The images below show a better way. The sides of the box are cut open only for illustrative purposes. Do not cut the box this way. Load the packing materials and the guitar in order from the open small end of the box.
Use a standard shipping box (51x21x8) for all acoustic guitars. This box is made of hard card board and is rated for cross country truck shipping. Guitar shipping boxes can only be opened on the ends, not down the middle. These boxes are available at most Fed Ex, UPS, and Postman Plus stores.
Do not use a manufacturers liner box. These are triangular shaped soft cardboard intended for use inside a hard cardboard box. These are not designed or rated for cross country truck shipping. There is a reason the guitar stores throw these in the trash.
Do not use the boxes that hard shell cases are shipped in. These open down the middle. They are way too soft. They are not designed or rated for cross country truck shipping of an acoustic guitar.

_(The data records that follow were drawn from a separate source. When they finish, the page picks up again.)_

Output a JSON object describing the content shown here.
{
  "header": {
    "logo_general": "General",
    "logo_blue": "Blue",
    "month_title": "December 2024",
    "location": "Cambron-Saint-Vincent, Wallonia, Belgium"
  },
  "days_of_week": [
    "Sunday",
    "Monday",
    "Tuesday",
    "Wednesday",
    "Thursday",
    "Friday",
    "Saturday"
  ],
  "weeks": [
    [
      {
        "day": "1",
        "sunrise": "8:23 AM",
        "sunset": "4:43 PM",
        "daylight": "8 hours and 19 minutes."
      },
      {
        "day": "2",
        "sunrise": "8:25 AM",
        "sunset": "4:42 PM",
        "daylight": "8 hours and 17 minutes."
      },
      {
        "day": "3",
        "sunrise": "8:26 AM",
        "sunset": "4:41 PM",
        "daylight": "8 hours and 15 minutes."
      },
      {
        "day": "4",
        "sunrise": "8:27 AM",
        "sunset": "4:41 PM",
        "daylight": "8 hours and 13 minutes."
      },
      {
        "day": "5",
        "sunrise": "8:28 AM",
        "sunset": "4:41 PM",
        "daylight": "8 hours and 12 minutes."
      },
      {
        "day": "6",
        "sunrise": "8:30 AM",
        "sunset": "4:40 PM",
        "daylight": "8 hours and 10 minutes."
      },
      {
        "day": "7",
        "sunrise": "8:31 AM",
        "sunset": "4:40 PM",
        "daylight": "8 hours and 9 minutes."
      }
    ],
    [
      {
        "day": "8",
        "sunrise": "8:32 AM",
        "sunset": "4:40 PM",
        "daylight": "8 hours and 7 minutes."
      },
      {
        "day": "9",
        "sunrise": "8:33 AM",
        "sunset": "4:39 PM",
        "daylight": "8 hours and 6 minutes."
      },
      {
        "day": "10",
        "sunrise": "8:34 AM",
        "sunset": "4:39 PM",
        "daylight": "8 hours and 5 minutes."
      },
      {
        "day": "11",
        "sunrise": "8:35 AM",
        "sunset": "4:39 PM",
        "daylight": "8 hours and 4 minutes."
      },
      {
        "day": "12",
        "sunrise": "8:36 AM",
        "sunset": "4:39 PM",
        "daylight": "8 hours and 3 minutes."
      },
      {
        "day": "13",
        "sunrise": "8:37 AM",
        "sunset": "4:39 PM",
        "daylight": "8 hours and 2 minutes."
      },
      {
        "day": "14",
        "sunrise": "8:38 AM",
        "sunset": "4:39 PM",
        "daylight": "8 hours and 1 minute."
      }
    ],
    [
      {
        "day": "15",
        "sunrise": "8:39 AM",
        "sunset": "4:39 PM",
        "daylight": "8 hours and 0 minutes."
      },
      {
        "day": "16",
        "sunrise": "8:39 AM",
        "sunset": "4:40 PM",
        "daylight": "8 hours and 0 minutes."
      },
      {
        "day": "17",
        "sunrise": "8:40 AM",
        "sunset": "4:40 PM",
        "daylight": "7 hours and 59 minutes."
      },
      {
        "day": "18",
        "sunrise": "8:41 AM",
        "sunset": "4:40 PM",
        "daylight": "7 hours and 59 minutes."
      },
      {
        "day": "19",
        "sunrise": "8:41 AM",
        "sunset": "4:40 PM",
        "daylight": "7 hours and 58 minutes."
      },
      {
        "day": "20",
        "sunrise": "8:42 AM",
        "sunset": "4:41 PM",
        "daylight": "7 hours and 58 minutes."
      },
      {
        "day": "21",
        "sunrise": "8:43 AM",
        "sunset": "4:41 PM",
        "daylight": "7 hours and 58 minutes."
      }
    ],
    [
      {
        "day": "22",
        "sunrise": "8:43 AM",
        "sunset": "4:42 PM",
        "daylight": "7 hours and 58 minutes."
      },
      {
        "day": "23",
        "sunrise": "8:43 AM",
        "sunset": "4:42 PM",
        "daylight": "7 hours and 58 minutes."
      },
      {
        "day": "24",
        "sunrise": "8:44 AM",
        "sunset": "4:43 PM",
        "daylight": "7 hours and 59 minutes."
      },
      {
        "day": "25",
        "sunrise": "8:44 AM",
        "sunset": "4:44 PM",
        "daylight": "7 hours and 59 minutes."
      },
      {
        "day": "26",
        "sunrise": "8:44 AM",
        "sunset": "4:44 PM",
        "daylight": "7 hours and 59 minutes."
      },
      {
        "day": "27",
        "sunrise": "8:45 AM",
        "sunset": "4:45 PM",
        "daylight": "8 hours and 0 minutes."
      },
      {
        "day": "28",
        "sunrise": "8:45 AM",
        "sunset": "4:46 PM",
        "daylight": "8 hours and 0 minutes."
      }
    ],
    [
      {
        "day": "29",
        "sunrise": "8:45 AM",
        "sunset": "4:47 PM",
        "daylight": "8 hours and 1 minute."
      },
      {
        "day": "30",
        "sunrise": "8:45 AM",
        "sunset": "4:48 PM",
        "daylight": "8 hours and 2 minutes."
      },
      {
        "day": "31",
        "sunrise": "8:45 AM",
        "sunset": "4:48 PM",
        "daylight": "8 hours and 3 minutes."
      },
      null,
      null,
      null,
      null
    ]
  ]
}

IMPORTANT! Always remove bridge pins, strings, saddle (if removable), and strap peg from guitar and place inside the body in a zip lock bag. When left in place, the wedge shaped strap peg is easily forced into the tail block causing massive damage to the guitar bottom. This happens when the delivery guy drops the box, or in the case of the USPS, slams the box on the pavement. If the strap peg is a screw in type remove and put in the zip lock. Removing all pins will prevent most kinds of shipping damage. If bridge pins are left installed, the same thing can happen to the bridge. The bridge pins act like wedges and can be forced into the bridge causing a split.
Discard the strings.
In the image below, the guitar is wrapped in a large plastic leaf bag. The open end is closed with a zip tie This prevents finish scratches. You can wrap the guitar in a single (only one!) layer of thin foam. Keep the wrapping to a bare minimum as this contributes to rather than prevents crush damage.
Add an additional sheet of cardboard against both sides of box. That was done here but you can’t see it in the image.
Glue two 7.5" X 18" card board sheets to the bottom of the box. These should lie flat on the bottom.
Add two 7.5" long x 4-5" diameter paper filled card board rolls one in each bottom corner. These rolls must be perpendicular to the large sides of the bo. Note that the card board in the rolls has the corrugations running perpendicular to the long side of the card board. You should fill these rolls with wadded paper to keep them from collapsing. Also, the cardboard for the rolls is exactly wide enough for the completed rolls to fit between the sides of the box. This is why they prevent crush damage.
Add at least 3 inches bubble wrap between guitar bottom and the two card board rolls.
Put the guitar in the box. Keep in mind, the guitar body is in the bottom of the box.
Place one or two sheets 3/4 inch bubble wrap between back and front of guitar and box side. This depends on guitar body depth. The guitar must not be tightly wedged or pressed in the box. The guitar should be free to move a little in the box.
Add foam chips or bubble wrap between guitar side, lower bout and box side.
Add one 7.5" long x 5" or 6" diameter card board roll on each side at the waist. These rolls prevent crush damage.
Note that the guitar is not crammed into the box with excessive layers of bubble wrap.
The neck is trapped between a thick roll of bubble wrap between back of box and back of neck and a thick layer (not a roll) of bubble wrap between fret board and side of box. This bubble wrap arrangement must be installed to protect against gear head whip lash.
Paper fill on either side of the gear head and neck is acceptable. You should add more rolls as needed. Do not wrap the neck.
Be sure to add packing between the top of the box and the gear head.
Add the shipping label to the gear head end of the box, not the sides. You want the truck driver to stand the box up on end so he/she can see the label.
Draw arrows on the outside of the box stating "This End Up". You want the box to stand on the bottom end, not on the front or back. Also, add Fragile stickers on all surfaces. Write in big letters "DO NOT DROP" in red magic marker.
We shipped a lot of acoustics without cases this way with not a single problem.
©2021 D.R. Hanna